__INPUT MATERIAL__.
▬▬▬▬▬▬▬▬▬▬
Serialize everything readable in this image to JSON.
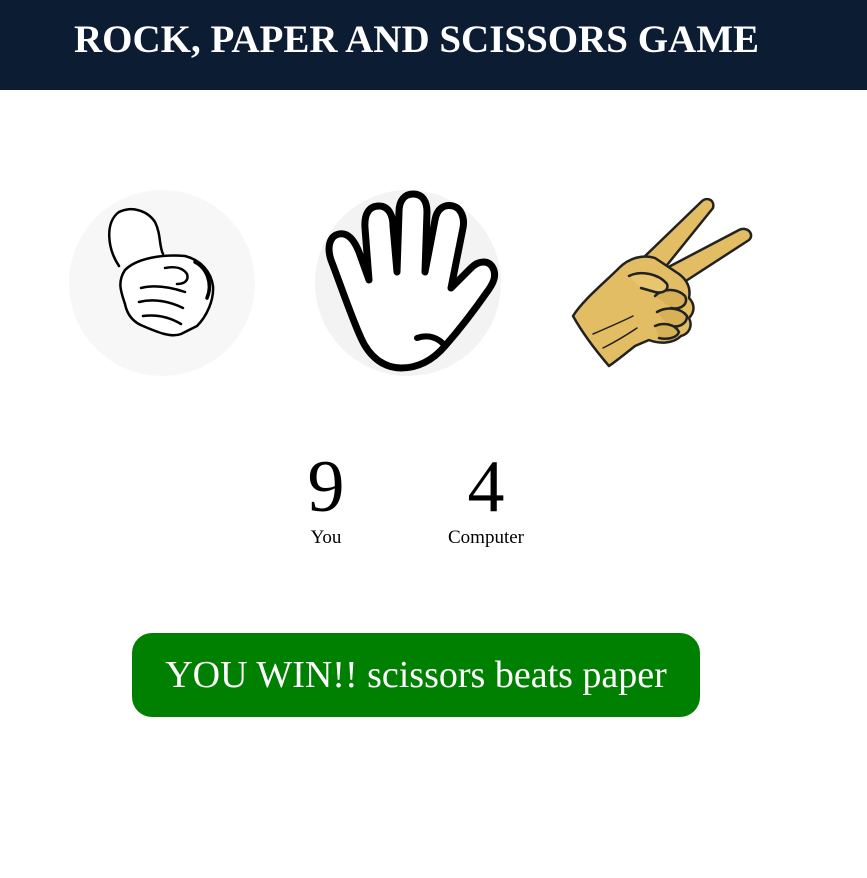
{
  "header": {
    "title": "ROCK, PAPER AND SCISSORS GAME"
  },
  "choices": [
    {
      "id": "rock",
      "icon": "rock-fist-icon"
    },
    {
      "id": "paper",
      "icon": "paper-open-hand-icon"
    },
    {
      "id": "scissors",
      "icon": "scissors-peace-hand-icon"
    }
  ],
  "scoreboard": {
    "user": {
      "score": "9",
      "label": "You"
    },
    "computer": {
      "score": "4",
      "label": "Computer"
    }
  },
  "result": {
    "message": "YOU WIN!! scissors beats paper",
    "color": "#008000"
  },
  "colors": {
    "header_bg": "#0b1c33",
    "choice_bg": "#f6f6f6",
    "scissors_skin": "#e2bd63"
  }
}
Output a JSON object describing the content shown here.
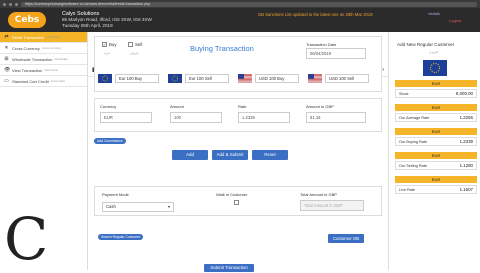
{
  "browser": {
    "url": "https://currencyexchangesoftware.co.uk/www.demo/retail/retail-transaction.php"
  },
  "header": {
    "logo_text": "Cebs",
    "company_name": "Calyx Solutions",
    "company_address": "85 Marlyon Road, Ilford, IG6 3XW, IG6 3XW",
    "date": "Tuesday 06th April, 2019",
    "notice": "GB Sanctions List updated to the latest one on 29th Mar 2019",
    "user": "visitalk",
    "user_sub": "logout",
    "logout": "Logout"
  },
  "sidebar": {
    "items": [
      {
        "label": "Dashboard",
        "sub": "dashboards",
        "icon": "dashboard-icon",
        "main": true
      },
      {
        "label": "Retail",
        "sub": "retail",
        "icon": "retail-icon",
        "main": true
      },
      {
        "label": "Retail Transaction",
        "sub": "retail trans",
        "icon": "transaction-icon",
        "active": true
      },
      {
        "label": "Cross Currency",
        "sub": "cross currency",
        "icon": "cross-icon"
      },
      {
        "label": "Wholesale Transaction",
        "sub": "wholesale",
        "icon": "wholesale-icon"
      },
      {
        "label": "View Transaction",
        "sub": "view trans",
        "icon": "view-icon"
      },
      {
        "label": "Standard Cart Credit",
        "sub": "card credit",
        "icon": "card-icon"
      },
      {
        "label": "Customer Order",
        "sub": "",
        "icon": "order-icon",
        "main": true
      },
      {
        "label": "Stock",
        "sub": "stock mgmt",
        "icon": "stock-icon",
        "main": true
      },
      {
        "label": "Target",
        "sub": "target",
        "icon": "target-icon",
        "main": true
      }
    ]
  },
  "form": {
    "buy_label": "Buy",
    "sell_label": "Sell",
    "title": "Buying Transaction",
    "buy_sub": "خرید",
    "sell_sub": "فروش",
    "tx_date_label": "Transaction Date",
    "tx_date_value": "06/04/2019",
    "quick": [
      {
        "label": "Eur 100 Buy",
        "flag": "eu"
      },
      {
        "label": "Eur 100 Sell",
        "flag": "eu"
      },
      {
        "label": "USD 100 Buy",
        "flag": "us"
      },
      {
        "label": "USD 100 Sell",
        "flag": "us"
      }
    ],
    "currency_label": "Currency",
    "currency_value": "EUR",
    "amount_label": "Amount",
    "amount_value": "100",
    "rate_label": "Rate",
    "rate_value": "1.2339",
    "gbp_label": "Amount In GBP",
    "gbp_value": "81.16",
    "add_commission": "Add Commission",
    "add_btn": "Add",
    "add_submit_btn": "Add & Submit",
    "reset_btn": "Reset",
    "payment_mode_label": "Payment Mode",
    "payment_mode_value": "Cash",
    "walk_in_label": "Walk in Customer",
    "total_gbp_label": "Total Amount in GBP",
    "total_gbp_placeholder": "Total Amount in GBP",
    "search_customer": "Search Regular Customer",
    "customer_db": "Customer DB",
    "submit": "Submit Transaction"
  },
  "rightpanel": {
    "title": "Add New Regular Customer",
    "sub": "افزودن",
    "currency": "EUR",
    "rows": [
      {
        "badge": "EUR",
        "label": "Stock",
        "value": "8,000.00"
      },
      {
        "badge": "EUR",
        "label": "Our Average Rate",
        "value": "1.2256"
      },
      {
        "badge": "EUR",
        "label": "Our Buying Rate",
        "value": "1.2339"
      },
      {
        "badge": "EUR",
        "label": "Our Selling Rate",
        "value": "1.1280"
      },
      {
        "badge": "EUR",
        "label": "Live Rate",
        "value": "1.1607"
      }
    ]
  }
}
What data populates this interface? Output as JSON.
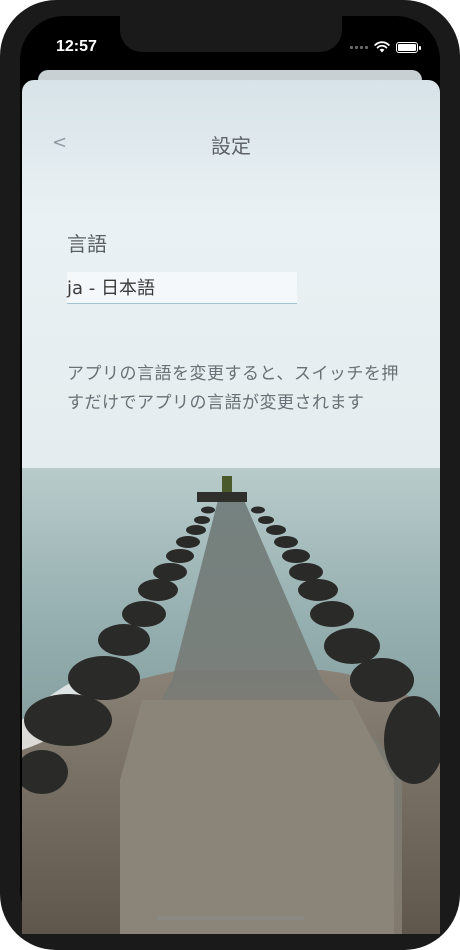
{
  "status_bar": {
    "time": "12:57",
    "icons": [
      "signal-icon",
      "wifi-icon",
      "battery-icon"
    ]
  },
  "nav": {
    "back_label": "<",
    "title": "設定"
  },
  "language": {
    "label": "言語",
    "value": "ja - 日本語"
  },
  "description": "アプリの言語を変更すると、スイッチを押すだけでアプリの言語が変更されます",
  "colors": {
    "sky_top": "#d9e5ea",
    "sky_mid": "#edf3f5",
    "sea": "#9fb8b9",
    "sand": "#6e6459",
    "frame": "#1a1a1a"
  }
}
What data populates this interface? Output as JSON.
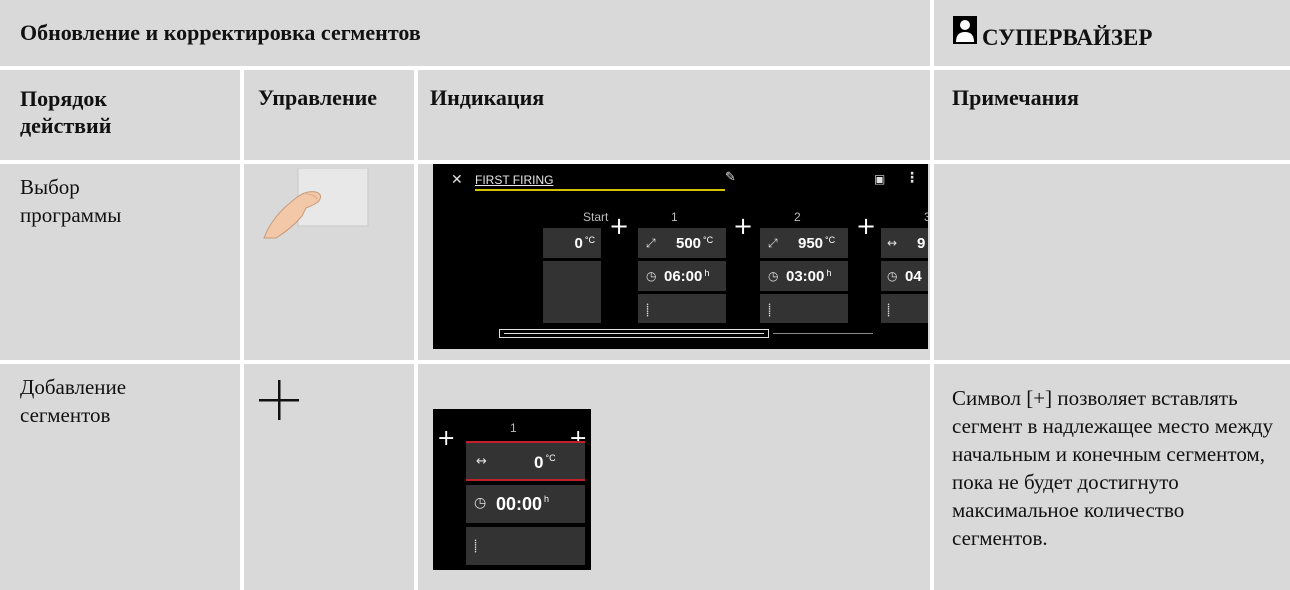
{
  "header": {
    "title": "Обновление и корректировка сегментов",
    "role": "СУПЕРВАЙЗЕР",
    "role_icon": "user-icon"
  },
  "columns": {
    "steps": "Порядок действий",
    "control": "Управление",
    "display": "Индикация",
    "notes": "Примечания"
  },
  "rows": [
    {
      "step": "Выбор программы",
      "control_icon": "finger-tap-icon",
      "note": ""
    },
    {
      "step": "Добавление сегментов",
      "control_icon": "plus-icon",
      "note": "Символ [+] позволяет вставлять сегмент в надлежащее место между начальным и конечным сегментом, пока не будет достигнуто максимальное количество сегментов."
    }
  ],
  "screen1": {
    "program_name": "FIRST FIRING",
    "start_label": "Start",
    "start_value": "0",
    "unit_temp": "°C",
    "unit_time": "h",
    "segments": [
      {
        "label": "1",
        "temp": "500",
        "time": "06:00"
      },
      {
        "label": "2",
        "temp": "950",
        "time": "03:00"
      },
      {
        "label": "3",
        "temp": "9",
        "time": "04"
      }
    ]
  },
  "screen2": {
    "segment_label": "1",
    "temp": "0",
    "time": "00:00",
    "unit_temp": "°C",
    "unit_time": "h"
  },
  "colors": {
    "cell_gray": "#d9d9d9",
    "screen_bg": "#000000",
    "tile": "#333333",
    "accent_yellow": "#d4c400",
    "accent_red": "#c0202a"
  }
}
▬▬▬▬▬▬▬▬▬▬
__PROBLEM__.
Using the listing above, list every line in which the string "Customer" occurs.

__RESPONSE TO THIS EXERCISE__.
        "label": "Customer Order",
    "walk_in_label": "Walk in Customer",
    "search_customer": "Search Regular Customer",
    "customer_db": "Customer DB",
    "title": "Add New Regular Customer",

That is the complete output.